The fact that Dallas waited so long to make this move makes me believe that this wasn’t something they necessarily wanted to do, but were prepared to do if the situation called for it. Dallas only had about $1.6 million in cap room as of today, which was not even going to be enough to sign their rookies this summer, let alone fit Rolando McClain under the cap, who they just agreed to terms with today. So this became a necessity. Dallas may have also wanted to sit on their cap space in free agency as a method to try to negotiate a more team friendly contract with DeMarco Murray, who eventually signed with the Eagles a few weeks ago.
Though there will be much speculation about what this means for other Cowboys possible transactions, namely looking to acquire Adrian Peterson, really all this move does is give Dallas the ability to pay for a full season of Greg Hardy. If Hardy hits his incentivized roster bonuses his cap charge will rise considerably this winter and the Cowboys needed room for that move. More would need to be done to bring in a player like Peterson, even if he agreed to an incentivized or deferred money contract. The Cowboys would still likely need to do something with the contract of Brandon Carr to make that happen. Carr could still be a June 1 (or I guess now a May 12) cut to help with that, but it would not help getting McClain signed now.
If Romo continues to play well there is little danger in this move. His cap hit in 2016, at $20.835 million is manageable, though the $24.7 million cap hit in 2017 is a bit more worrisome, depending on how the cap continues to rise. It is possible that when Romo reaches one of those last few seasons on the deal that Dallas can approach him about pulling a Brady or Manning and reducing his salary for the good of the team. If Romo’s back flares up and he goes downhill then the contract becomes much more troublesome for the Cowboys.

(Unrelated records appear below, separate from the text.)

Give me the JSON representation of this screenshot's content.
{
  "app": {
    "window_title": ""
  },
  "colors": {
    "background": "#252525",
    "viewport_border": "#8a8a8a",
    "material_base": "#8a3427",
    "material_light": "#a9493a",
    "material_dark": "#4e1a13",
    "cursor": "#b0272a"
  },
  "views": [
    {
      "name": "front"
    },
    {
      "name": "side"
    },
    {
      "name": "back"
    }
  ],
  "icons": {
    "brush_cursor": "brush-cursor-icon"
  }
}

Jason is the founder of OTC and has been studying NFL contracts and the salary cap for over 15 years. Jason has co-authored two books about the NFL, Crunching Numbers and the Drafting Stage, which are widely circulated in the industry and hosts the OTC Podcast. Jason’s work has been featured in various publications including the Sporting News, Sports Illustrated, NFL Network and more. OTC is widely considered the leading authority on contract matters in the NFL.